• **About this task**:
Down to the last line, set down the material below exactly, excluding pictures.

• **Study material**:
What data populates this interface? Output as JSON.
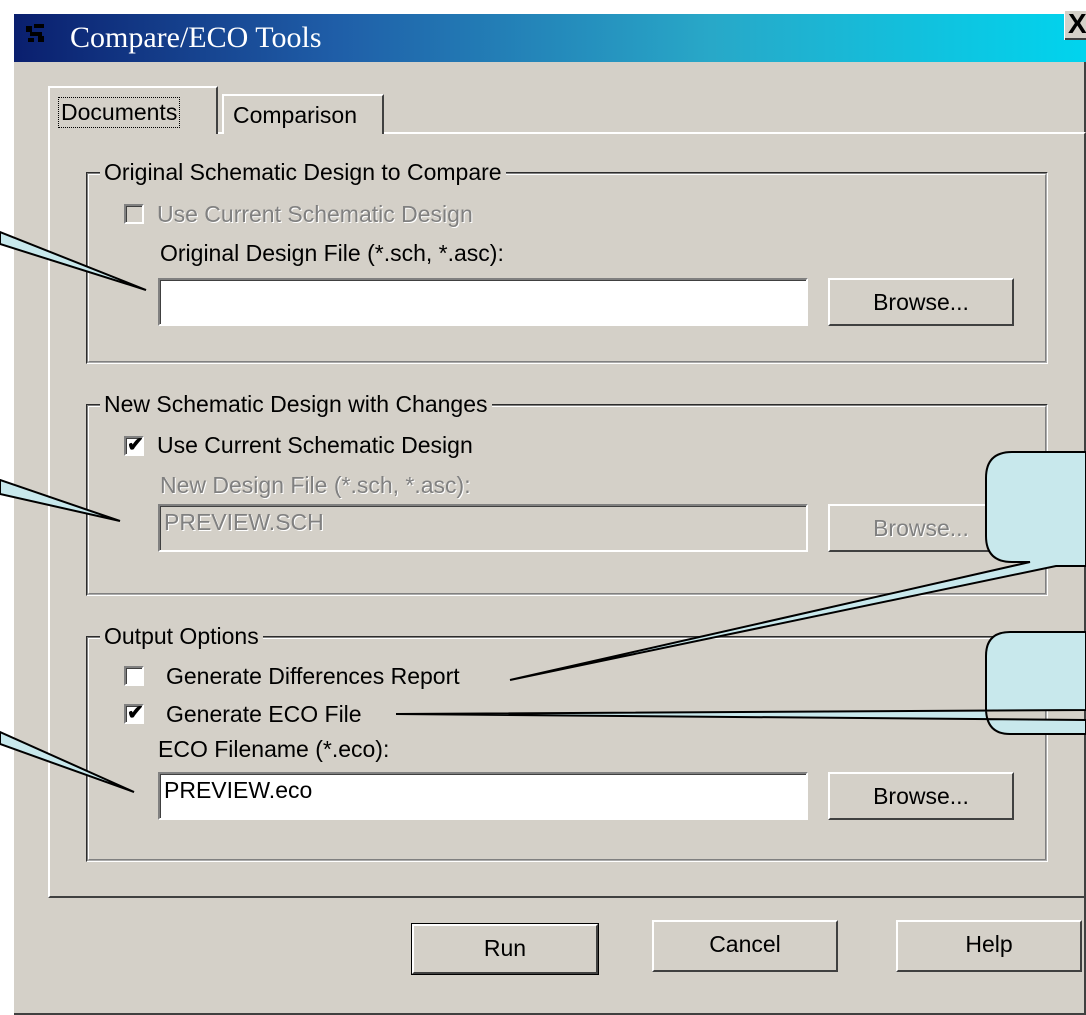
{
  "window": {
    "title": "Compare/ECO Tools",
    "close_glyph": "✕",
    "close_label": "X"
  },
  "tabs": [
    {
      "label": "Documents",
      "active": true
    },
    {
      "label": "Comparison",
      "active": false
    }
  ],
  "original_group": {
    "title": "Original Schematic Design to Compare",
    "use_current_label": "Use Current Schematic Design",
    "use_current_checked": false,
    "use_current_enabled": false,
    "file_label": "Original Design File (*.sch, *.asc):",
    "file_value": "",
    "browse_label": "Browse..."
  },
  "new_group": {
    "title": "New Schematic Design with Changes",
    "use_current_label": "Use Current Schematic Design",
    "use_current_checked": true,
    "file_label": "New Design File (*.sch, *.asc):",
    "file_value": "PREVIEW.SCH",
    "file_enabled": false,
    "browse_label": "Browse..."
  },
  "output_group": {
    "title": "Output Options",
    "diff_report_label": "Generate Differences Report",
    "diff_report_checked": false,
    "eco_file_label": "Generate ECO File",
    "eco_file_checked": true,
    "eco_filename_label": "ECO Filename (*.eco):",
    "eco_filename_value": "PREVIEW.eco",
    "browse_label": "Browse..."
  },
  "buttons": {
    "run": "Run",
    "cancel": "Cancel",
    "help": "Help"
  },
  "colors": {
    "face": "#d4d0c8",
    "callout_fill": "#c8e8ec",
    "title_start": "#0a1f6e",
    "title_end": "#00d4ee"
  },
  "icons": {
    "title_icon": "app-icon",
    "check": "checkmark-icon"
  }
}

• **Output for this task**:
What data populates this interface? Output as JSON.
{
  "window": {
    "title": "Compare/ECO Tools",
    "close_glyph": "✕",
    "close_label": "X"
  },
  "tabs": [
    {
      "label": "Documents",
      "active": true
    },
    {
      "label": "Comparison",
      "active": false
    }
  ],
  "original_group": {
    "title": "Original Schematic Design to Compare",
    "use_current_label": "Use Current Schematic Design",
    "use_current_checked": false,
    "use_current_enabled": false,
    "file_label": "Original Design File (*.sch, *.asc):",
    "file_value": "",
    "browse_label": "Browse..."
  },
  "new_group": {
    "title": "New Schematic Design with Changes",
    "use_current_label": "Use Current Schematic Design",
    "use_current_checked": true,
    "file_label": "New Design File (*.sch, *.asc):",
    "file_value": "PREVIEW.SCH",
    "file_enabled": false,
    "browse_label": "Browse..."
  },
  "output_group": {
    "title": "Output Options",
    "diff_report_label": "Generate Differences Report",
    "diff_report_checked": false,
    "eco_file_label": "Generate ECO File",
    "eco_file_checked": true,
    "eco_filename_label": "ECO Filename (*.eco):",
    "eco_filename_value": "PREVIEW.eco",
    "browse_label": "Browse..."
  },
  "buttons": {
    "run": "Run",
    "cancel": "Cancel",
    "help": "Help"
  },
  "colors": {
    "face": "#d4d0c8",
    "callout_fill": "#c8e8ec",
    "title_start": "#0a1f6e",
    "title_end": "#00d4ee"
  },
  "icons": {
    "title_icon": "app-icon",
    "check": "checkmark-icon"
  }
}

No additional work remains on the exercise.